"The $250 million is just for what we know," Fitts said. "That doesn't take into account the call you get next week that something is broke and needs immediate attention. I'm hoping to avoid the day when we have three or four critical failures at once and we have to make that decision to close them."
Gilmore said he believes the commission's infrastructure crisis is authentic, but he said the commission should be sensitive to the economic and financial concerns of residents who are struggling with increasing prices for fuel, food and other staples.
"I think we understand there are infrastructure needs that require the finances to fix and maintain them," Gilmore said, "but we also have to make sure that we are being fair to hunters when asking them to pay substantially higher fees for something that is so important to them."
Fitts said that is precisely why he believes Arkansans would support an across-the-board license fee increase.
"I think the public will be willing to pay a little bit more to make sure places are kept open, accesses are maintained and that these places around the state are still usable when somebody gets off work and goes to the lake," Fitts said.
He said that higher hunting and fishing license fees would be more competitive than the cost of other entertainment, like going to the movies, especially since a license is valid for one year.
"If I'm looking at an either-or, I'd take a few extra dollars on an annual license," Fitts said. "Break it down over the course of a year, and you might be looking at $1 or $1.50 over a month.
"The place you hunt and fish might be in great shape now, but there will come a day when it won't be."
Increasing license fees might have the unintended consequence of pricing people out of hunting and fishing, Gilmore said, adding that it might disable their ability to exercise their right to hunt and fish under Amendment 88 to the Arkansas Constitution.
"Our goal is to see more people engaged in conservation and hunting and fishing in our state," Gilmore said. "We don't want to create a situation where we are pricing them out of those activities when arguably they have a constitutional right to hunt and fish and utilize our state's natural resources."
Gilmore said the Game and Fish Commission appears to have allowed its infrastructure to languish while devoting resources to nonessential projects.
"I understand there are needs that require the finances to address those needs, but some of these stem back decades in the past," Gilmore said. "We can't expect hunters and fishermen to be willing to pay double to fix these needs.
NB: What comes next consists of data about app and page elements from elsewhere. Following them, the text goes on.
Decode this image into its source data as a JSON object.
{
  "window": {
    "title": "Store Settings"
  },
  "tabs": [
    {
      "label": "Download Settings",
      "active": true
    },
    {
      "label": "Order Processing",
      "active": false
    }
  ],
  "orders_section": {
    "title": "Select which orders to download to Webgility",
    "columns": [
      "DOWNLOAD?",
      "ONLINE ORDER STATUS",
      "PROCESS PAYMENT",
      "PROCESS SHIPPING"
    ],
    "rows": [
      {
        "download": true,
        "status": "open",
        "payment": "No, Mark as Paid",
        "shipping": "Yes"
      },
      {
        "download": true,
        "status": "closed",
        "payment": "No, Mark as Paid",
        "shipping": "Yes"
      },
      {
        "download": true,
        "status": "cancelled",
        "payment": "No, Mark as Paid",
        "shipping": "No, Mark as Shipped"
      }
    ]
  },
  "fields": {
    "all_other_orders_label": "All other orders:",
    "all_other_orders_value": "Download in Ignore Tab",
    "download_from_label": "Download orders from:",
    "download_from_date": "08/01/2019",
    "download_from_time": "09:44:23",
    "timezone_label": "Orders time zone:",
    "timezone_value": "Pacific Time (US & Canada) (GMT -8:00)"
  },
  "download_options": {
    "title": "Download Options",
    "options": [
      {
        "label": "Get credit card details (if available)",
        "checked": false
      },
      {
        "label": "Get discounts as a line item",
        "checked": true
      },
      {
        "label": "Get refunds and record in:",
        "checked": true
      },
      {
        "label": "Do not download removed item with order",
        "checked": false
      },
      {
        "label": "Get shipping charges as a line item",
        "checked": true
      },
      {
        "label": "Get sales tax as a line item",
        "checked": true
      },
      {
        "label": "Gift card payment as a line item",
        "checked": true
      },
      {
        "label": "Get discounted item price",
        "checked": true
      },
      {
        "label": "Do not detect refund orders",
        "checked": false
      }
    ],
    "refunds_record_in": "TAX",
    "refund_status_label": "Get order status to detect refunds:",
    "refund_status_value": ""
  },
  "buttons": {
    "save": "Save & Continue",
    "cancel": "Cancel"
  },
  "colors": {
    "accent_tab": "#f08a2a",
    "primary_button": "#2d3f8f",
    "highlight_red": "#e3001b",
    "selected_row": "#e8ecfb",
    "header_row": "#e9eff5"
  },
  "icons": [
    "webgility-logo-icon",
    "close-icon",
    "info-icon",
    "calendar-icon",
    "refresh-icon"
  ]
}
I still have many questions as to projects that are proposed and how long they have sat dormant not being fixed.
"I want to make sure funds will go to projects they have proposed and not to other needs within the agency."
Fitts said the additional money would not be used for salaries and vehicles, and that all of the anticipated revenue is already earmarked for specific projects. However, he said the cost of the projects will continue to increase as inflation increases, and emergencies occur every year that require significant money.
Fitts cited major flooding on the Arkansas River in 2019 that flowed backwards up Palarm Creek into Lake Conway and threatened to dislodge the Lake Conway dam.
"We want to focus those dollars on infrastructure," Fitts said. "We're an old agency. We have quite a bit of things. We need to make a substantial reinvestment in Arkansas.
"When you take a FEMA event that disrupts things that we have like what occurred with the Arkansas River, when the event is over, we spent close to $2 million getting things back usable after water went down. That's hard on your budget, and it's hard to move these projects when you're focusing on some of these events. We seem to have more water than we've ever had, and it's a recurring thing."